__Problem__
Each entry should appear in the answer exactly as written.

Records drawn from a dataset
----------
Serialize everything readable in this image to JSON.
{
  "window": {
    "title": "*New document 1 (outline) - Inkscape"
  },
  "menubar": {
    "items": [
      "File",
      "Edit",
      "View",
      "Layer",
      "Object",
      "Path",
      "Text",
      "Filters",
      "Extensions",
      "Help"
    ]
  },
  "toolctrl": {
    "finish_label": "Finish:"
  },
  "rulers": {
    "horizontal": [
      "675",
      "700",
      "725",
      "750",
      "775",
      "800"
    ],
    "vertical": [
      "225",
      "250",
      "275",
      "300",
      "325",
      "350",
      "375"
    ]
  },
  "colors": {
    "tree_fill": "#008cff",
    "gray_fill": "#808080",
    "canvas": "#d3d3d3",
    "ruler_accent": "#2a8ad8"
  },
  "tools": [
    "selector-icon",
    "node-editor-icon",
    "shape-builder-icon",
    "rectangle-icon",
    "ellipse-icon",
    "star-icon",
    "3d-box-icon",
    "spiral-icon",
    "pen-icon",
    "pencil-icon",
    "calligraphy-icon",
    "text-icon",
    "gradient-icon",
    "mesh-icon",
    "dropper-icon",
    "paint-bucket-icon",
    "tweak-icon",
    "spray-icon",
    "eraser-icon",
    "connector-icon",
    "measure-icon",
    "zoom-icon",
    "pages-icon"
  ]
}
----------
__Answer for this exercise__
Serialize everything readable in this image to JSON.
{
  "window": {
    "title": "*New document 1 (outline) - Inkscape"
  },
  "menubar": {
    "items": [
      "File",
      "Edit",
      "View",
      "Layer",
      "Object",
      "Path",
      "Text",
      "Filters",
      "Extensions",
      "Help"
    ]
  },
  "toolctrl": {
    "finish_label": "Finish:"
  },
  "rulers": {
    "horizontal": [
      "675",
      "700",
      "725",
      "750",
      "775",
      "800"
    ],
    "vertical": [
      "225",
      "250",
      "275",
      "300",
      "325",
      "350",
      "375"
    ]
  },
  "colors": {
    "tree_fill": "#008cff",
    "gray_fill": "#808080",
    "canvas": "#d3d3d3",
    "ruler_accent": "#2a8ad8"
  },
  "tools": [
    "selector-icon",
    "node-editor-icon",
    "shape-builder-icon",
    "rectangle-icon",
    "ellipse-icon",
    "star-icon",
    "3d-box-icon",
    "spiral-icon",
    "pen-icon",
    "pencil-icon",
    "calligraphy-icon",
    "text-icon",
    "gradient-icon",
    "mesh-icon",
    "dropper-icon",
    "paint-bucket-icon",
    "tweak-icon",
    "spray-icon",
    "eraser-icon",
    "connector-icon",
    "measure-icon",
    "zoom-icon",
    "pages-icon"
  ]
}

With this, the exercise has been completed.